• **WORK ORDER**
Your answer must be an exact copy of the entries, containing no images.

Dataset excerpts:
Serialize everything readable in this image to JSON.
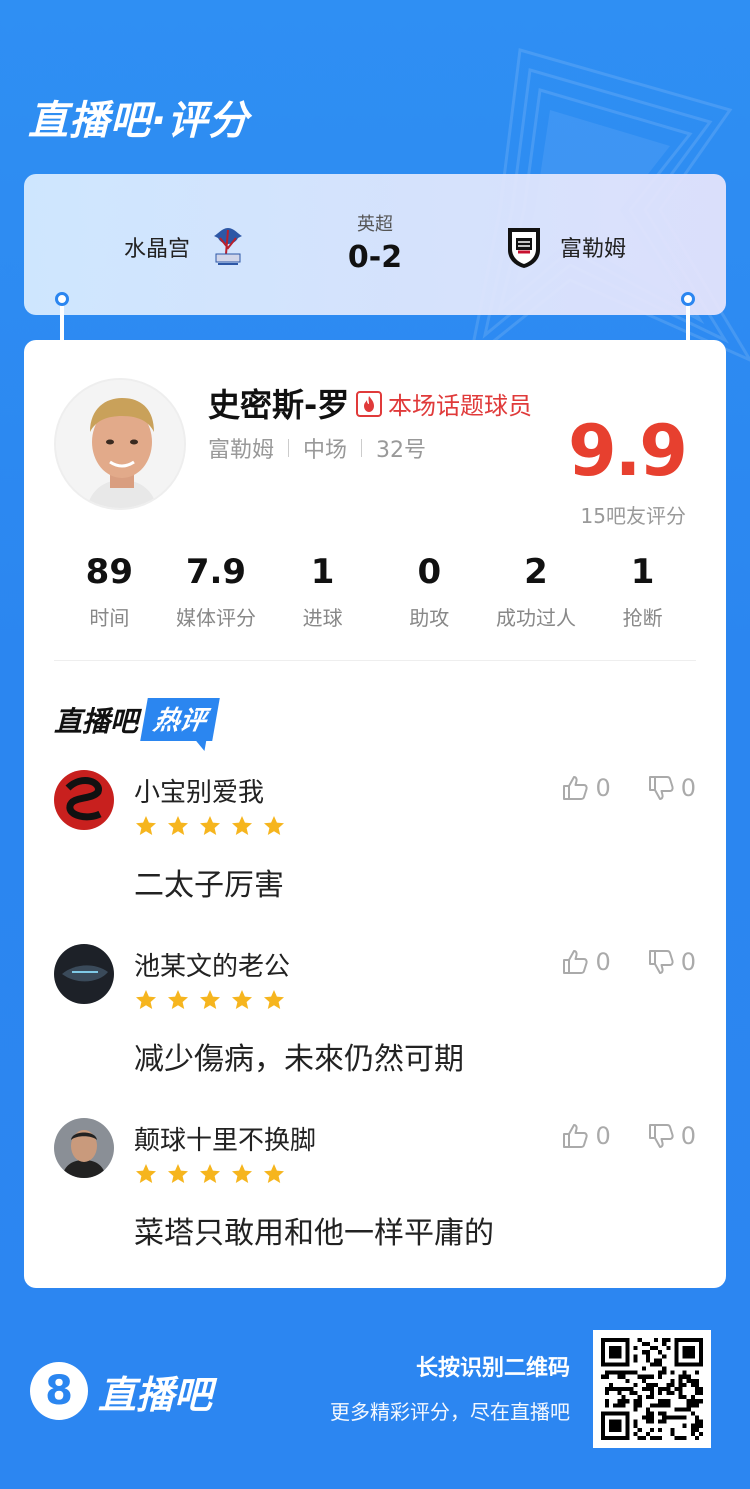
{
  "header": {
    "title": "直播吧·评分"
  },
  "match": {
    "home_team": "水晶宫",
    "away_team": "富勒姆",
    "league": "英超",
    "score": "0-2"
  },
  "player": {
    "name": "史密斯-罗",
    "badge": "本场话题球员",
    "team": "富勒姆",
    "position": "中场",
    "number": "32号",
    "rating": "9.9",
    "rating_count": "15吧友评分"
  },
  "stats": [
    {
      "value": "89",
      "label": "时间"
    },
    {
      "value": "7.9",
      "label": "媒体评分"
    },
    {
      "value": "1",
      "label": "进球"
    },
    {
      "value": "0",
      "label": "助攻"
    },
    {
      "value": "2",
      "label": "成功过人"
    },
    {
      "value": "1",
      "label": "抢断"
    }
  ],
  "hot_comments": {
    "title": "直播吧",
    "tag": "热评",
    "items": [
      {
        "user": "小宝别爱我",
        "stars": 5,
        "text": "二太子厉害",
        "likes": "0",
        "dislikes": "0"
      },
      {
        "user": "池某文的老公",
        "stars": 5,
        "text": "减少傷病，未來仍然可期",
        "likes": "0",
        "dislikes": "0"
      },
      {
        "user": "颠球十里不换脚",
        "stars": 5,
        "text": "菜塔只敢用和他一样平庸的",
        "likes": "0",
        "dislikes": "0"
      }
    ]
  },
  "footer": {
    "logo_mark": "8",
    "logo_text": "直播吧",
    "line1": "长按识别二维码",
    "line2": "更多精彩评分，尽在直播吧"
  },
  "colors": {
    "brand_blue": "#2b86f0",
    "rating_red": "#e7402f",
    "star_yellow": "#f6b51e"
  }
}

• **ANSWER**
Serialize everything readable in this image to JSON.
{
  "header": {
    "title": "直播吧·评分"
  },
  "match": {
    "home_team": "水晶宫",
    "away_team": "富勒姆",
    "league": "英超",
    "score": "0-2"
  },
  "player": {
    "name": "史密斯-罗",
    "badge": "本场话题球员",
    "team": "富勒姆",
    "position": "中场",
    "number": "32号",
    "rating": "9.9",
    "rating_count": "15吧友评分"
  },
  "stats": [
    {
      "value": "89",
      "label": "时间"
    },
    {
      "value": "7.9",
      "label": "媒体评分"
    },
    {
      "value": "1",
      "label": "进球"
    },
    {
      "value": "0",
      "label": "助攻"
    },
    {
      "value": "2",
      "label": "成功过人"
    },
    {
      "value": "1",
      "label": "抢断"
    }
  ],
  "hot_comments": {
    "title": "直播吧",
    "tag": "热评",
    "items": [
      {
        "user": "小宝别爱我",
        "stars": 5,
        "text": "二太子厉害",
        "likes": "0",
        "dislikes": "0"
      },
      {
        "user": "池某文的老公",
        "stars": 5,
        "text": "减少傷病，未來仍然可期",
        "likes": "0",
        "dislikes": "0"
      },
      {
        "user": "颠球十里不换脚",
        "stars": 5,
        "text": "菜塔只敢用和他一样平庸的",
        "likes": "0",
        "dislikes": "0"
      }
    ]
  },
  "footer": {
    "logo_mark": "8",
    "logo_text": "直播吧",
    "line1": "长按识别二维码",
    "line2": "更多精彩评分，尽在直播吧"
  },
  "colors": {
    "brand_blue": "#2b86f0",
    "rating_red": "#e7402f",
    "star_yellow": "#f6b51e"
  }
}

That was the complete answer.